On Production (May 2014)

From Despair to Strength and Joy - Excerpts Excerpts from the keynote presentation to North Pacific Yearly Meeting; July 14, 2016; Whitworth University, Spokane, Washington

On Media (September 2016)

How Are Friends Helping? Dear Friends: We would like to survey Friends meetings of Pacific Yearly Meeting in California to find out how these meetings are serving and helping their communities.

On Beginning (March 2016)

Look into their Faces Surely life is more than waiting at the center of a wheel of fortune that spins and stops repeatedly to point out countless causes and concerns. Finish one task and then hang on as the wheel spins and points out the next one. Will it be immigration, prison reform, nuclear disarmament, climate change, indigenous rights, racism and white privilege, or . . . ? This inner image of a spinning wheel reflects how my life can feel these days – juggling and shuttling among various tasks and commitments.

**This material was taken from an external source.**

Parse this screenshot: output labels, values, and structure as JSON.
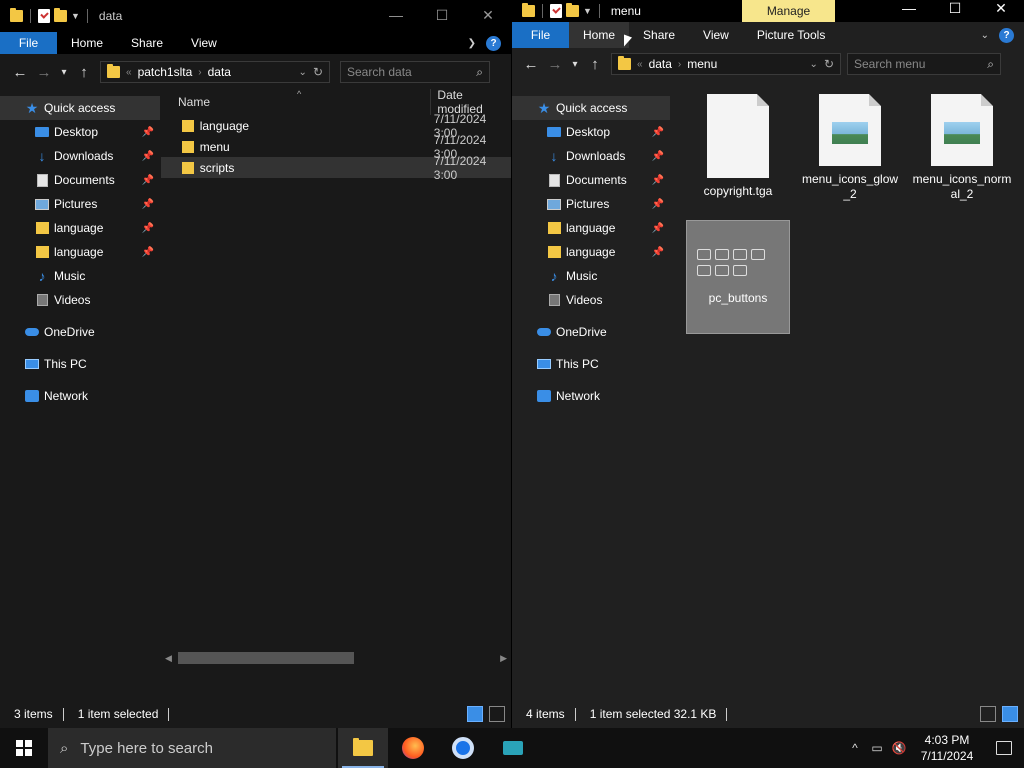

On Balance (May 2017)

Monday Morning Quarterbacks Dear Editor: I want to thank Mr. Urner for a very provocative article, “Sticking Out Like Sore Thumbs.” I, too, have often asked myself:  What happened to the progressive movement? I want to focus on what we might have done better, rather than resting on our laurels.

On Play (September 2015)

Not the Final Word Part of my dad’s job with the American Friends Service Committee was to take speakers around to various college campuses, churches, and summer institutes. As a kid, I sometimes went along and got to meet such spiritual giants as peace activist A.J. Muste and civil rights leaders Bayard Rustin and Ralph Abernathy. During spring vacation in 1956, my dad decided to take my brother Paul and me to Montgomery, where the bus boycott was four months old.

On Difference (July 2015)

Quaker Culture: Environmental Awareness [Friends are not sufficiently] sensitized to environmental issues, and the result has been that we are now only slightly more awake to their significance than the average American . . . [As] individuals, many of us have become involved with environmental organizations, or have spoken out on special concerns within the environmental arena. But we have failed to see the overall magnitude and urgency of the environmental crisis . . . We have failed to see that the environmental crisis has a towering spiritual dimension, which must be addressed if the crisis is to be resolved . . .

On Garbage (November 2017)